▶ [Instructions to follow] Once you find a line containing the word "bejelentkezéshez" in the entries below, copy it.

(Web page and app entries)
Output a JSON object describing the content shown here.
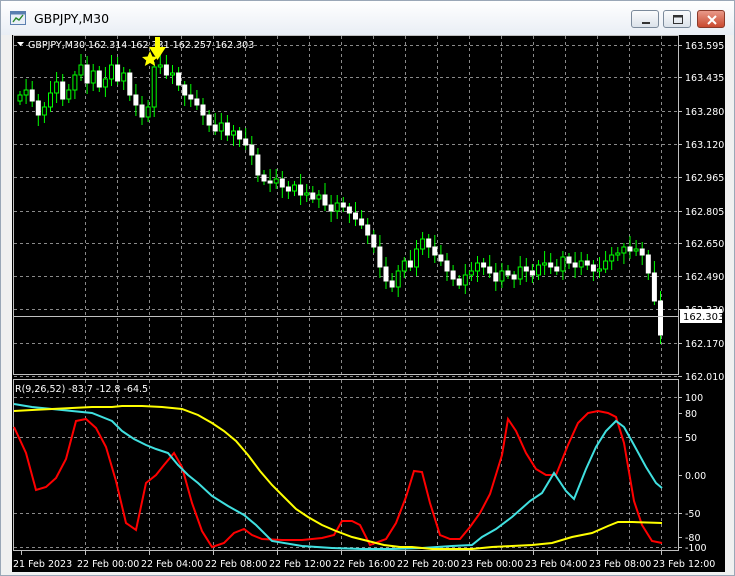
{
  "window": {
    "title": "GBPJPY,M30",
    "icon": "chart-window-icon",
    "controls": [
      "minimize-icon",
      "maximize-icon",
      "close-icon"
    ]
  },
  "main_chart": {
    "header": "GBPJPY,M30  162.314 162.331 162.257 162.303",
    "current_price_label": "162.303",
    "price_ticks": [
      "163.595",
      "163.435",
      "163.280",
      "163.120",
      "162.965",
      "162.805",
      "162.650",
      "162.490",
      "162.330",
      "162.170",
      "162.010"
    ],
    "bull_color": "#00ff00",
    "bear_color": "#ffffff",
    "marker_color": "#ffff00",
    "marker_icons": [
      "star-icon",
      "down-arrow-icon"
    ]
  },
  "indicator": {
    "header": "R(9,26,52) -83.7 -12.8 -64.5",
    "level_ticks": [
      "100",
      "80",
      "50",
      "0.00",
      "-50",
      "-80",
      "-100"
    ],
    "line_colors": [
      "#ff0000",
      "#40e0e0",
      "#ffff00"
    ]
  },
  "time_axis": [
    "21 Feb 2023",
    "22 Feb 00:00",
    "22 Feb 04:00",
    "22 Feb 08:00",
    "22 Feb 12:00",
    "22 Feb 16:00",
    "22 Feb 20:00",
    "23 Feb 00:00",
    "23 Feb 04:00",
    "23 Feb 08:00",
    "23 Feb 12:00"
  ]
}
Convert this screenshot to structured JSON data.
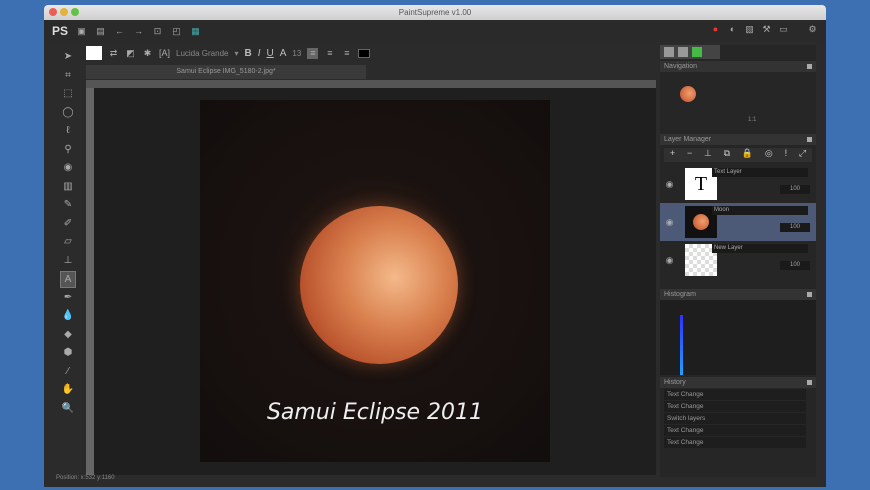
{
  "window": {
    "title": "PaintSupreme v1.00"
  },
  "topbar": {
    "logo": "PS"
  },
  "options": {
    "font": "Lucida Grande",
    "bold": "B",
    "italic": "I",
    "underline": "U",
    "aa": "A",
    "size": "13"
  },
  "document": {
    "tab": "Samui Eclipse IMG_5180-2.jpg*",
    "caption": "Samui Eclipse 2011"
  },
  "status": {
    "position": "Position: x:532 y:1160"
  },
  "panels": {
    "navigation": {
      "title": "Navigation",
      "zoom": "1:1"
    },
    "layers": {
      "title": "Layer Manager",
      "items": [
        {
          "name": "Text Layer",
          "opacity": "100",
          "thumb": "T"
        },
        {
          "name": "Moon",
          "opacity": "100"
        },
        {
          "name": "New Layer",
          "opacity": "100"
        }
      ]
    },
    "histogram": {
      "title": "Histogram"
    },
    "history": {
      "title": "History",
      "items": [
        "Text Change",
        "Text Change",
        "Switch layers",
        "Text Change",
        "Text Change"
      ]
    }
  }
}
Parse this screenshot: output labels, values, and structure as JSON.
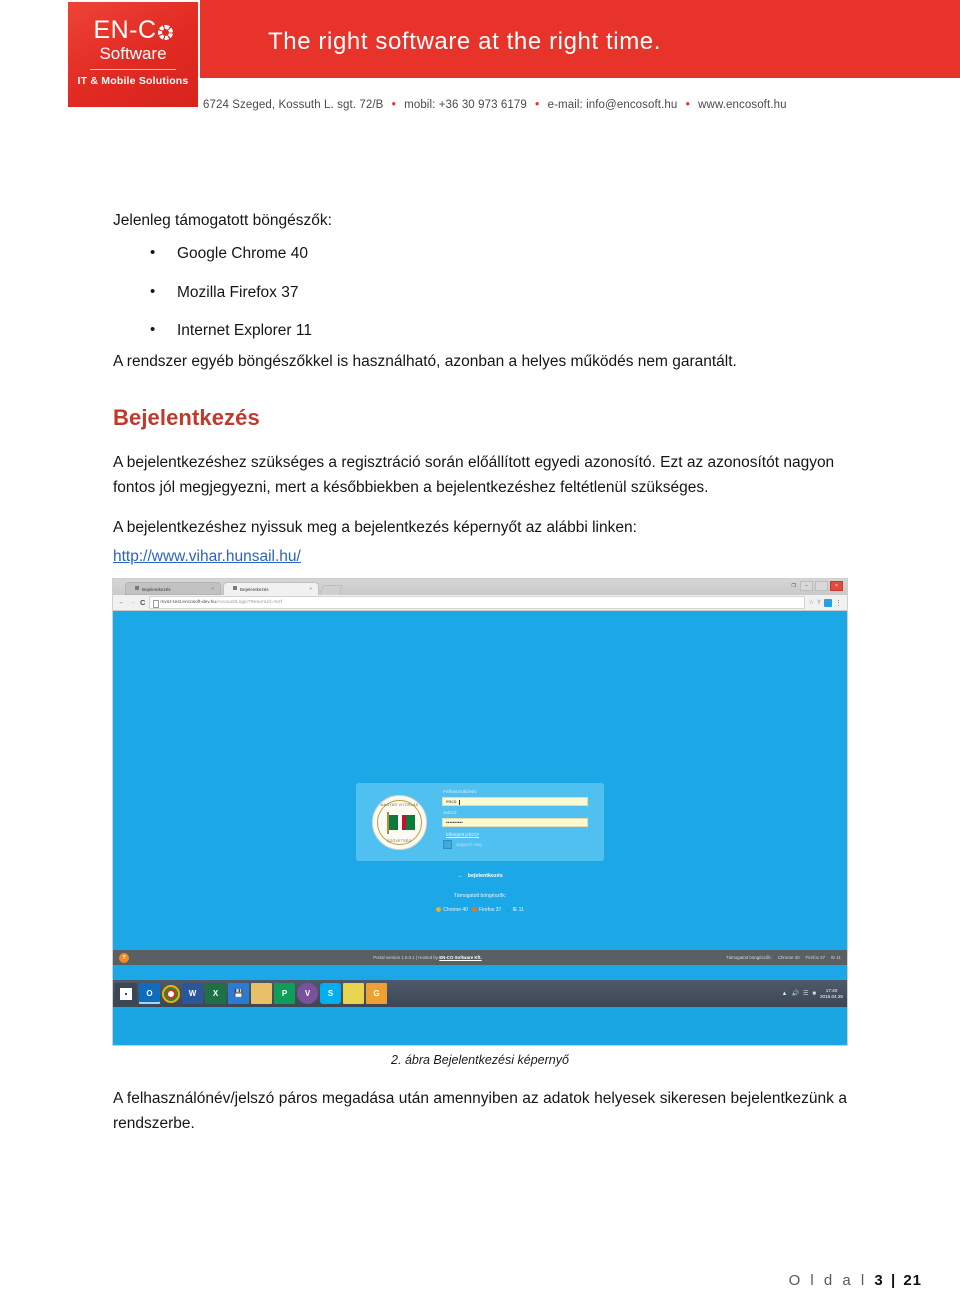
{
  "header": {
    "logo": {
      "main": "EN-C",
      "circle_icon": "enco-circle-icon",
      "sub": "Software",
      "tagline": "IT &  Mobile Solutions"
    },
    "slogan": "The right software at the right time.",
    "contact": {
      "address": "6724 Szeged, Kossuth L. sgt. 72/B",
      "mobile": "mobil: +36 30 973 6179",
      "email": "e-mail: info@encosoft.hu",
      "web": "www.encosoft.hu",
      "separator": "•"
    },
    "brand_red": "#e8332a"
  },
  "document": {
    "intro_heading": "Jelenleg támogatott böngészők:",
    "browsers": [
      "Google Chrome 40",
      "Mozilla Firefox 37",
      "Internet Explorer 11"
    ],
    "note": "A rendszer egyéb böngészőkkel is használható, azonban a helyes működés nem garantált.",
    "section_title": "Bejelentkezés",
    "section_color": "#c0392b",
    "paragraph_1": "A bejelentkezéshez szükséges a regisztráció során előállított egyedi azonosító. Ezt az azonosítót nagyon fontos jól megjegyezni, mert a későbbiekben a bejelentkezéshez feltétlenül szükséges.",
    "paragraph_2": "A bejelentkezéshez nyissuk meg a bejelentkezés képernyőt az alábbi linken:",
    "link_text": "http://www.vihar.hunsail.hu/",
    "figure_caption": "2. ábra Bejelentkezési képernyő",
    "paragraph_3": "A felhasználónév/jelszó páros megadása után amennyiben az adatok helyesek sikeresen bejelentkezünk a rendszerbe.",
    "footer_label": "O l d a l",
    "footer_page": "3",
    "footer_sep": "|",
    "footer_total": "21"
  },
  "screenshot": {
    "browser": {
      "tab_inactive_title": "Bejelentkezés",
      "tab_active_title": "Bejelentkezés",
      "tab_close": "×",
      "back_icon": "←",
      "forward_icon": "→",
      "reload_icon": "C",
      "url_host": "mvsz-test.encosoft-dev.hu",
      "url_path": "/Account/Login?ReturnUrl=%2f",
      "bookmark_icon": "☆",
      "win_minimize": "–",
      "win_restore": "❐",
      "win_close": "×"
    },
    "login": {
      "crest_top_text": "MAGYAR VITORLÁS",
      "crest_bottom_text": "SZÖVETSÉG",
      "username_label": "Felhasználónév",
      "username_value": "enco",
      "password_label": "Jelszó",
      "password_value": "••••••••••",
      "forgot_link": "Elfelejtett jelszó?",
      "remember_label": "Jegyezz meg",
      "submit_label": "bejelentkezés",
      "submit_arrow": "→",
      "supported_label": "Támogatott böngészők:",
      "browser_chrome": "Chrome 40",
      "browser_firefox": "Firefox 37",
      "browser_ie": "IE 11"
    },
    "webfooter": {
      "help_icon": "?",
      "portal_text": "Portal version 1.0.0.1 | Hosted by ",
      "portal_host": "EN-CO Software Kft.",
      "supported_label": "Támogatott böngészők:",
      "browser_chrome": "Chrome 40",
      "browser_firefox": "Firefox 37",
      "browser_ie": "IE 11"
    },
    "taskbar": {
      "start_icon": "windows-start-icon",
      "items": [
        "outlook-icon",
        "chrome-icon",
        "word-icon",
        "excel-icon",
        "save-icon",
        "folder-icon",
        "publisher-icon",
        "viber-icon",
        "skype-icon",
        "notes-icon",
        "orange-app-icon"
      ],
      "tray_time": "17:40",
      "tray_date": "2015.04.26"
    }
  }
}
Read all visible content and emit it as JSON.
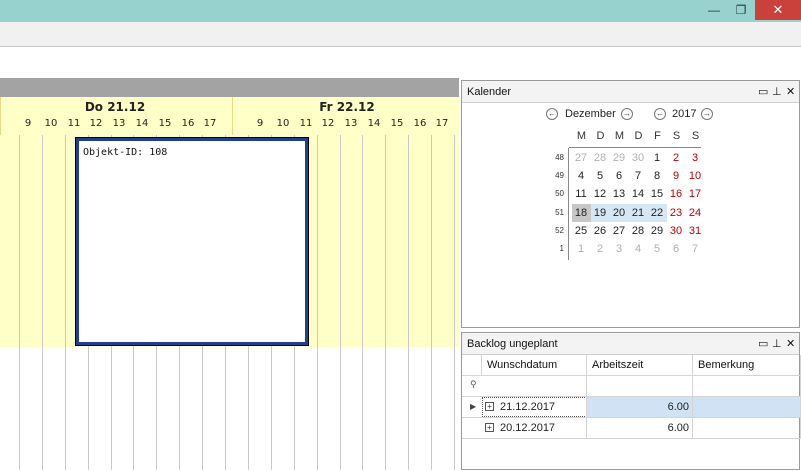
{
  "window": {
    "min_glyph": "—",
    "max_glyph": "❐",
    "close_glyph": "✕"
  },
  "scheduler": {
    "days": [
      {
        "label": "Do 21.12",
        "hours": [
          "9",
          "10",
          "11",
          "12",
          "13",
          "14",
          "15",
          "16",
          "17"
        ]
      },
      {
        "label": "Fr 22.12",
        "hours": [
          "9",
          "10",
          "11",
          "12",
          "13",
          "14",
          "15",
          "16",
          "17"
        ]
      }
    ],
    "appointment": {
      "label": "Objekt-ID: 108"
    },
    "colors": {
      "working_hours": "#ffffc8",
      "header_bar": "#a3a3a3",
      "appointment_border": "#1f3f95"
    }
  },
  "calendar_panel": {
    "title": "Kalender",
    "month": "Dezember",
    "year": "2017",
    "weekdays": [
      "M",
      "D",
      "M",
      "D",
      "F",
      "S",
      "S"
    ],
    "weeks": [
      {
        "num": "48",
        "days": [
          {
            "d": "27",
            "o": true
          },
          {
            "d": "28",
            "o": true
          },
          {
            "d": "29",
            "o": true
          },
          {
            "d": "30",
            "o": true
          },
          {
            "d": "1"
          },
          {
            "d": "2",
            "w": true
          },
          {
            "d": "3",
            "w": true
          }
        ]
      },
      {
        "num": "49",
        "days": [
          {
            "d": "4"
          },
          {
            "d": "5"
          },
          {
            "d": "6"
          },
          {
            "d": "7"
          },
          {
            "d": "8"
          },
          {
            "d": "9",
            "w": true
          },
          {
            "d": "10",
            "w": true
          }
        ]
      },
      {
        "num": "50",
        "days": [
          {
            "d": "11"
          },
          {
            "d": "12"
          },
          {
            "d": "13"
          },
          {
            "d": "14"
          },
          {
            "d": "15"
          },
          {
            "d": "16",
            "w": true
          },
          {
            "d": "17",
            "w": true
          }
        ]
      },
      {
        "num": "51",
        "days": [
          {
            "d": "18",
            "s": true,
            "t": true
          },
          {
            "d": "19",
            "s": true
          },
          {
            "d": "20",
            "s": true
          },
          {
            "d": "21",
            "s": true
          },
          {
            "d": "22",
            "s": true
          },
          {
            "d": "23",
            "w": true
          },
          {
            "d": "24",
            "w": true
          }
        ]
      },
      {
        "num": "52",
        "days": [
          {
            "d": "25"
          },
          {
            "d": "26"
          },
          {
            "d": "27"
          },
          {
            "d": "28"
          },
          {
            "d": "29"
          },
          {
            "d": "30",
            "w": true
          },
          {
            "d": "31",
            "w": true
          }
        ]
      },
      {
        "num": "1",
        "days": [
          {
            "d": "1",
            "o": true
          },
          {
            "d": "2",
            "o": true
          },
          {
            "d": "3",
            "o": true
          },
          {
            "d": "4",
            "o": true
          },
          {
            "d": "5",
            "o": true
          },
          {
            "d": "6",
            "o": true
          },
          {
            "d": "7",
            "o": true
          }
        ]
      }
    ],
    "colors": {
      "weekend": "#c00000",
      "other_month": "#b0b0b0",
      "selection": "#d5e7f4"
    }
  },
  "backlog_panel": {
    "title": "Backlog ungeplant",
    "columns": [
      "Wunschdatum",
      "Arbeitszeit",
      "Bemerkung"
    ],
    "filter_icon": "filter-icon",
    "rows": [
      {
        "wunschdatum": "21.12.2017",
        "arbeitszeit": "6.00",
        "bemerkung": "",
        "selected": true
      },
      {
        "wunschdatum": "20.12.2017",
        "arbeitszeit": "6.00",
        "bemerkung": "",
        "selected": false
      }
    ]
  }
}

▶ [Response]
    "paragraph_1": "A bejelentkezéshez szükséges a regisztráció során előállított egyedi azonosító. Ezt az azonosítót nagyon fontos jól megjegyezni, mert a későbbiekben a bejelentkezéshez feltétlenül szükséges.",
    "paragraph_2": "A bejelentkezéshez nyissuk meg a bejelentkezés képernyőt az alábbi linken:",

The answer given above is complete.